Date of Award


Document Type


Degree Name

Master of Science in Engineering Management


Department of Systems Engineering and Management

First Advisor

Justin D. Delorit, PhD
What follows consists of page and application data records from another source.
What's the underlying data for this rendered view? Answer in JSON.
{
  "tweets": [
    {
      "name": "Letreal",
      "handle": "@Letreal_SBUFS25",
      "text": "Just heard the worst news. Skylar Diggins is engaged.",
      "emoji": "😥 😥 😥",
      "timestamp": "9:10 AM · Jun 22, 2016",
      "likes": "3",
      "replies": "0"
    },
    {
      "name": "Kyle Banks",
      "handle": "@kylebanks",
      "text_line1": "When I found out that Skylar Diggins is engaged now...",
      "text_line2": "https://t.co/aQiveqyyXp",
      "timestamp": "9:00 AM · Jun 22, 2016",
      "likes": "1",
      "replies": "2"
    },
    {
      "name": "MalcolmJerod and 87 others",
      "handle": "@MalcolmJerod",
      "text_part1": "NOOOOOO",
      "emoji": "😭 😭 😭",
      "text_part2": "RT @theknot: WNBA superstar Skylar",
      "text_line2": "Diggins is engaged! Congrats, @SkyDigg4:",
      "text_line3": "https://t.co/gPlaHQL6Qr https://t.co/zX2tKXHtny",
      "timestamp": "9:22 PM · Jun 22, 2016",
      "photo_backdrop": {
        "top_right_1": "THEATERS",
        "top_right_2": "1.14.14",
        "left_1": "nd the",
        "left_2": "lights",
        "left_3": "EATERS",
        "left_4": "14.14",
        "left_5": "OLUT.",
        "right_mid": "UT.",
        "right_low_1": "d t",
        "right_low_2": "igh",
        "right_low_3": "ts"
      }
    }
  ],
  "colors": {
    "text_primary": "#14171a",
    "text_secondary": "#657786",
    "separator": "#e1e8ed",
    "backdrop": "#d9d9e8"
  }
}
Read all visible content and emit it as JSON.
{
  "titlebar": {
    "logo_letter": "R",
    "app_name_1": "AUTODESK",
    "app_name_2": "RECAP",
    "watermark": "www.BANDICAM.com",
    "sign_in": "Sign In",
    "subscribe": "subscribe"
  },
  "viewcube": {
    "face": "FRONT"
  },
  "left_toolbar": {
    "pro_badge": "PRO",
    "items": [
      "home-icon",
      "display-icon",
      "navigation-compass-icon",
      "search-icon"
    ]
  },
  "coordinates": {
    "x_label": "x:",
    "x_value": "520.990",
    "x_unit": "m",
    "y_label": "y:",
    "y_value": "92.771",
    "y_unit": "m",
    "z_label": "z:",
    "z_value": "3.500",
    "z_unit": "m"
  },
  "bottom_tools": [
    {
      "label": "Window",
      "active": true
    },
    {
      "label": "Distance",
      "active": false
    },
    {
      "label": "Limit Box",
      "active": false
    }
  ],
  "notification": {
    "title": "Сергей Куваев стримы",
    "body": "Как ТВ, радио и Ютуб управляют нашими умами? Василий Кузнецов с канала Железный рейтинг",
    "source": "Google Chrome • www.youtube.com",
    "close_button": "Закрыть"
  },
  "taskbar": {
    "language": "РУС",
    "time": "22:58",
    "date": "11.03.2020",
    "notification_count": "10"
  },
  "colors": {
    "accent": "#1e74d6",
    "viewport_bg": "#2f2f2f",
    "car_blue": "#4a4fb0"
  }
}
Extreme events, such as natural or human-caused disasters, cause mental health stress in affected communities. While the severity of these outcomes varies based on socioeconomic standing, age group, and degree of exposure, disaster planners can mitigate potential stress-induced mental health outcomes by assessing early, intermediate, and long-term treatment interventions by social workers and psychologists. However, local and state authorities are typically underfunded, understaffed, and have ongoing health and social service obligations that constrain mitigation and response activities. A resource assignment framework is developed as a coupled-state transition and linear optimization model that assists planners in optimally allocating constrained resources and satisfying mental health recovery priorities post-disaster. The resource assignment framework integrates the impact of a simulated disaster on mental health, mental health provider capacities, and the Center for Disease Control and Preventions (CDC) Social Vulnerability Index (SVI) to identify vulnerable populations needing additional assistance post-disaster. Mental health clinicians are optimally distributed to treat the affected population based upon rulesets simulating decision-maker priorities, such as economic and social vulnerability criteria. Finally, the resource assignment framework maps the mental health recovery of disaster-affected populations over time, providing agencies a means to prepare for and respond to future disasters given existing resource constraints.

AFIT Designator


DTIC Accession Number